- Exercise instructions: Show every line of the records below that contains the word "text".

App and web page records:
▼

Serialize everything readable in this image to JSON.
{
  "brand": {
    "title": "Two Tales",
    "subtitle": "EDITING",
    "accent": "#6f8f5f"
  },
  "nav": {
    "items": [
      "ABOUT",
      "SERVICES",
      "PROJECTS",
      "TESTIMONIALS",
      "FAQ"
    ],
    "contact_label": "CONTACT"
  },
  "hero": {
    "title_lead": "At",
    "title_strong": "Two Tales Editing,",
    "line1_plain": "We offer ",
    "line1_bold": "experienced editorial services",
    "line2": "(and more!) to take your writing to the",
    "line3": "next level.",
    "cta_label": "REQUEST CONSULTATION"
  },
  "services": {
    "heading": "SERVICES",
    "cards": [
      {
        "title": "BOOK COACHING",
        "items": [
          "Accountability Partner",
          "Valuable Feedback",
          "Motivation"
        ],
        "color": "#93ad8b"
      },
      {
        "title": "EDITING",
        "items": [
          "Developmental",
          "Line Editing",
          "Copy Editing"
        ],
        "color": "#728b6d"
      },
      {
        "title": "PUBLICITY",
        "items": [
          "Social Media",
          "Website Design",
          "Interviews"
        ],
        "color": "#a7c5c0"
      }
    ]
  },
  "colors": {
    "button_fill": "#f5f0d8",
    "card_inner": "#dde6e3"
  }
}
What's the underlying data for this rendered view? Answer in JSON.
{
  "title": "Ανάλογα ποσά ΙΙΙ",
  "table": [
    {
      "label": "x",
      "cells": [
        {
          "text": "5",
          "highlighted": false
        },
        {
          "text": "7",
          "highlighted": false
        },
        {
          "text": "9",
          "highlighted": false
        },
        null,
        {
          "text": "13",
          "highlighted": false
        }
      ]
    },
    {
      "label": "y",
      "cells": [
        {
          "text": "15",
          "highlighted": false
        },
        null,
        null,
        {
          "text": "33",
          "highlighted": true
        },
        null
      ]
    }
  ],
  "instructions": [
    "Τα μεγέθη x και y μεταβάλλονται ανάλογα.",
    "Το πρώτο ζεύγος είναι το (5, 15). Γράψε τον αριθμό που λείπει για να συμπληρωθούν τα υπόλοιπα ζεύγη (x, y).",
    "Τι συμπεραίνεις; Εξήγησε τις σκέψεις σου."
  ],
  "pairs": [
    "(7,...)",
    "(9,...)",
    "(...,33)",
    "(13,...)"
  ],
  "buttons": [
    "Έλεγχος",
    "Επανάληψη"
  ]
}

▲

- Answer box:
          "text": "5",
          "text": "7",
          "text": "9",
          "text": "13",
          "text": "15",
          "text": "33",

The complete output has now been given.